"Each resonance cavity on the device is designed to amplify a specific tone and turn it into a useful pressure," Langelier said. "If I play one note, one droplet moves. If I play a three-note chord, three move, and so on. And because the cavities don't communicate with each other, I can vary the strength of the individual notes within the chords to move a given drop faster or slower."
Burns describes the set-up as the reverse of a bell choir. Rather than ringing a bell to create sound waves in the air, which are heard as music, this system uses music to create sound waves in the device, which in turn, move the experimental droplets.
"I think this is a very clever system," Burns said. "It's a way to make the connections between the microfluidic world and the real world much simpler."
The new system is still external to the chip, but the researchers are working to make it smaller and incorporate it on a microfluidic device. That would be a step closer to a smartphone-sized home flu test.
The paper is called, "Acoustically-driven programmable liquid motion using resonance cavities." Other authors are U-M chemical engineering graduate students Dustin Chang and Ramsey Zeitoun. The research is funded by the National Institutes of Health and the National Science Foundation. The University is pursuing patent protection for the intellectual property, and is seeking commercialization partners to help bring the
For more information:Mark Burns: www.engin.umich.edu/dept/cheme/people/burns.html
Nicole Casal Moore | Newswise Science News
The big clean up after stress
25.05.2018 | Julius-Maximilians-Universität Würzburg
Complementing conventional antibiotics
24.05.2018 | Goethe-Universität Frankfurt am Main
A research team led by physicists at the Technical University of Munich (TUM) has developed molecular nanoswitches that can be toggled between two structurally different states using an applied voltage. They can serve as the basis for a pioneering class of devices that could replace silicon-based components with organic molecules.

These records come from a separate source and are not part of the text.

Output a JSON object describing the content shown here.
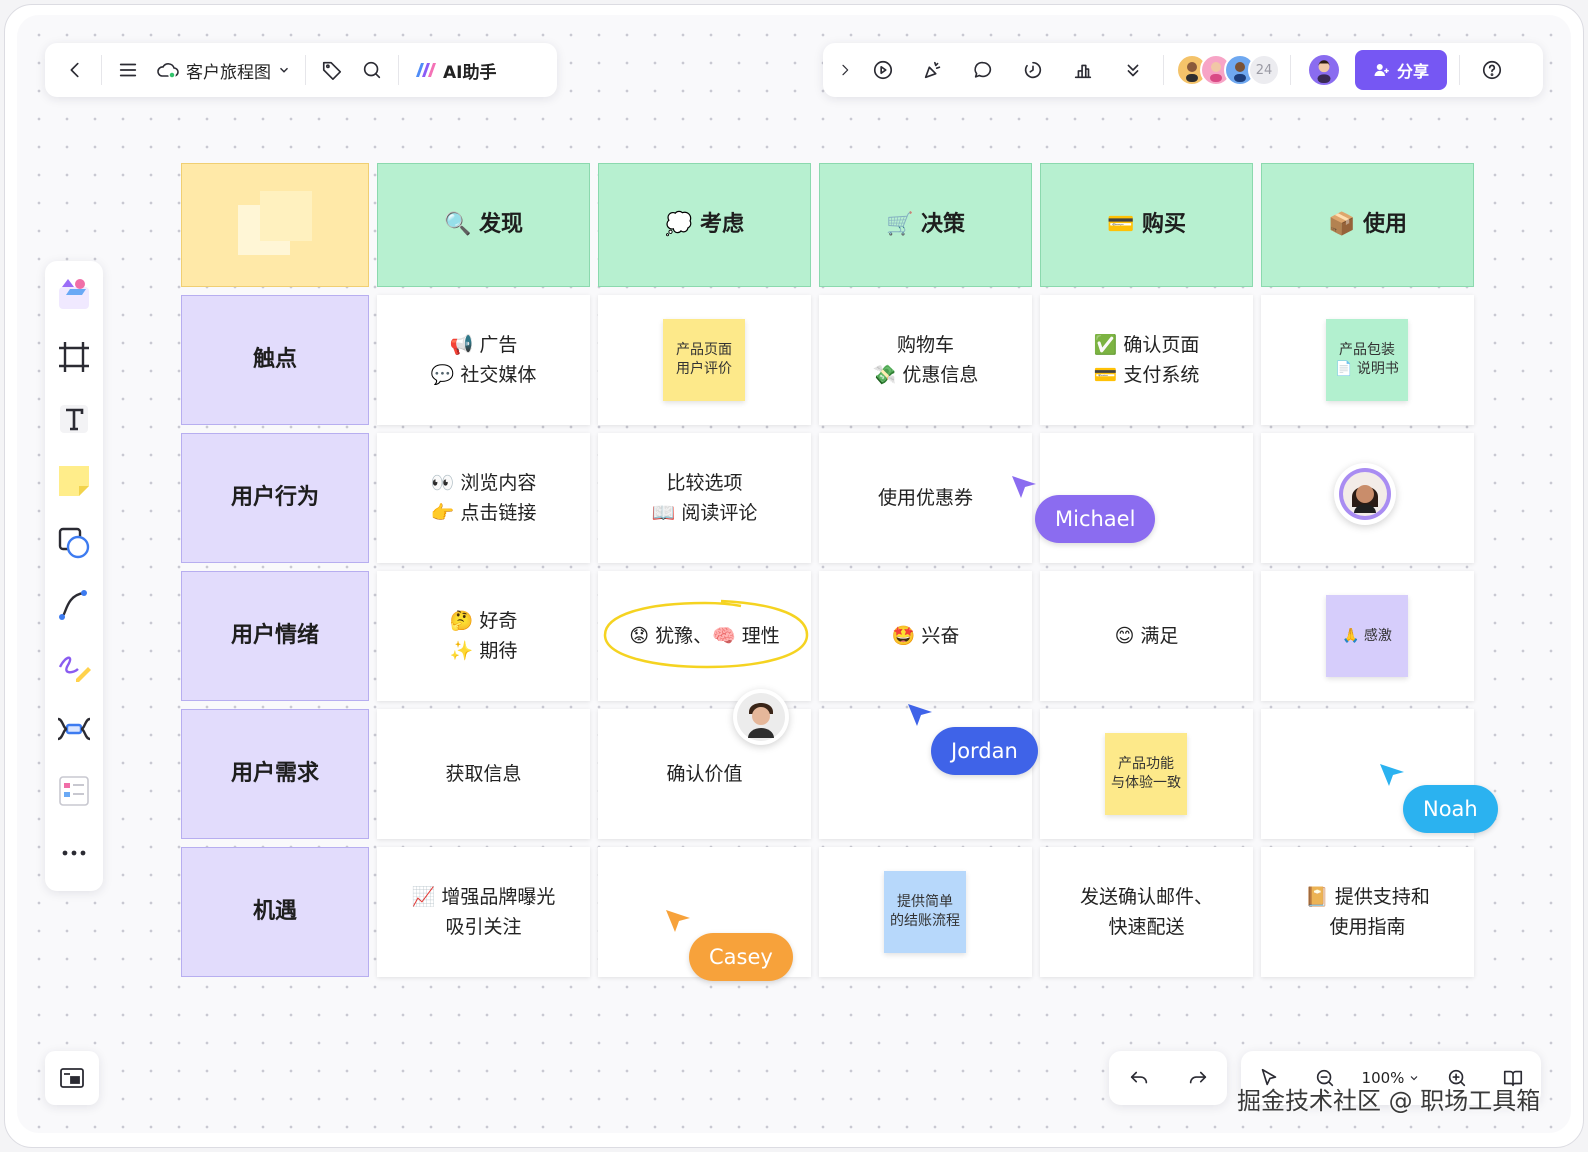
{
  "toolbar": {
    "doc_title": "客户旅程图",
    "ai_label": "AI助手",
    "avatar_count": "24",
    "share_label": "分享"
  },
  "columns": [
    {
      "icon": "🔍",
      "label": "发现"
    },
    {
      "icon": "💭",
      "label": "考虑"
    },
    {
      "icon": "🛒",
      "label": "决策"
    },
    {
      "icon": "💳",
      "label": "购买"
    },
    {
      "icon": "📦",
      "label": "使用"
    }
  ],
  "rows": [
    "触点",
    "用户行为",
    "用户情绪",
    "用户需求",
    "机遇"
  ],
  "cells": {
    "touch_discover": [
      "📢 广告",
      "💬 社交媒体"
    ],
    "touch_consider_sticky": [
      "产品页面",
      "用户评价"
    ],
    "touch_decide": [
      "购物车",
      "💸 优惠信息"
    ],
    "touch_buy": [
      "✅ 确认页面",
      "💳 支付系统"
    ],
    "touch_use_sticky": [
      "产品包装",
      "📄 说明书"
    ],
    "behavior_discover": [
      "👀 浏览内容",
      "👉 点击链接"
    ],
    "behavior_consider": [
      "比较选项",
      "📖 阅读评论"
    ],
    "behavior_decide": [
      "使用优惠券"
    ],
    "emotion_discover": [
      "🤔 好奇",
      "✨ 期待"
    ],
    "emotion_consider": [
      "😟 犹豫、🧠 理性"
    ],
    "emotion_decide": [
      "🤩 兴奋"
    ],
    "emotion_buy": [
      "😊 满足"
    ],
    "emotion_use_sticky": [
      "🙏 感激"
    ],
    "need_discover": [
      "获取信息"
    ],
    "need_consider": [
      "确认价值"
    ],
    "need_buy_sticky": [
      "产品功能",
      "与体验一致"
    ],
    "opp_discover": [
      "📈 增强品牌曝光",
      "吸引关注"
    ],
    "opp_decide_sticky": [
      "提供简单",
      "的结账流程"
    ],
    "opp_buy": [
      "发送确认邮件、",
      "快速配送"
    ],
    "opp_use": [
      "📔 提供支持和",
      "使用指南"
    ]
  },
  "cursors": [
    {
      "name": "Michael",
      "color": "#8b6cf0"
    },
    {
      "name": "Jordan",
      "color": "#3f63e8"
    },
    {
      "name": "Noah",
      "color": "#2bb2f0"
    },
    {
      "name": "Casey",
      "color": "#f7a23b"
    }
  ],
  "zoom": {
    "level": "100%"
  },
  "watermark": "掘金技术社区 @ 职场工具箱",
  "colors": {
    "header_green": "#b7f0d0",
    "row_purple": "#e2dcfc",
    "corner_yellow": "#ffe9a8",
    "share": "#7657f3"
  }
}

The development of new electronic technologies drives the incessant reduction of functional component sizes. In the context of an international collaborative...
At the LASYS 2018, from June 5th to 7th, the Laser Zentrum Hannover e.V. (LZH) will be showcasing processes for the laser material processing of tomorrow in hall 4 at stand 4E75. With blown bomb shells the LZH will present first results of a research project on civil security.
At this year's LASYS, the LZH will exhibit light-based processes such as cutting, welding, ablation and structuring as well as additive manufacturing for...
There are videos on the internet that can make one marvel at technology. For example, a smartphone is casually bent around the arm or a thin-film display is rolled in all directions and with almost every diameter. From the user's point of view, this looks fantastic. From a professional point of view, however, the question arises: Is that already possible?
At Display Week 2018, scientists from the Fraunhofer Institute for Applied Polymer Research IAP will be demonstrating today’s technological possibilities and...
So-called quantum many-body scars allow quantum systems to stay out of equilibrium much longer, explaining experiment | Study published in Nature Physics
Recently, researchers from Harvard and MIT succeeded in trapping a record 53 atoms and individually controlling their quantum state, realizing what is called a...
The historic first detection of gravitational waves from colliding black holes far outside our galaxy opened a new window to understanding the universe. A...
02.05.2018 | Event News
13.04.2018 | Event News
12.04.2018 | Event News
24.05.2018 | Ecology, The Environment and Conservation
24.05.2018 | Medical Engineering
24.05.2018 | Physics and Astronomy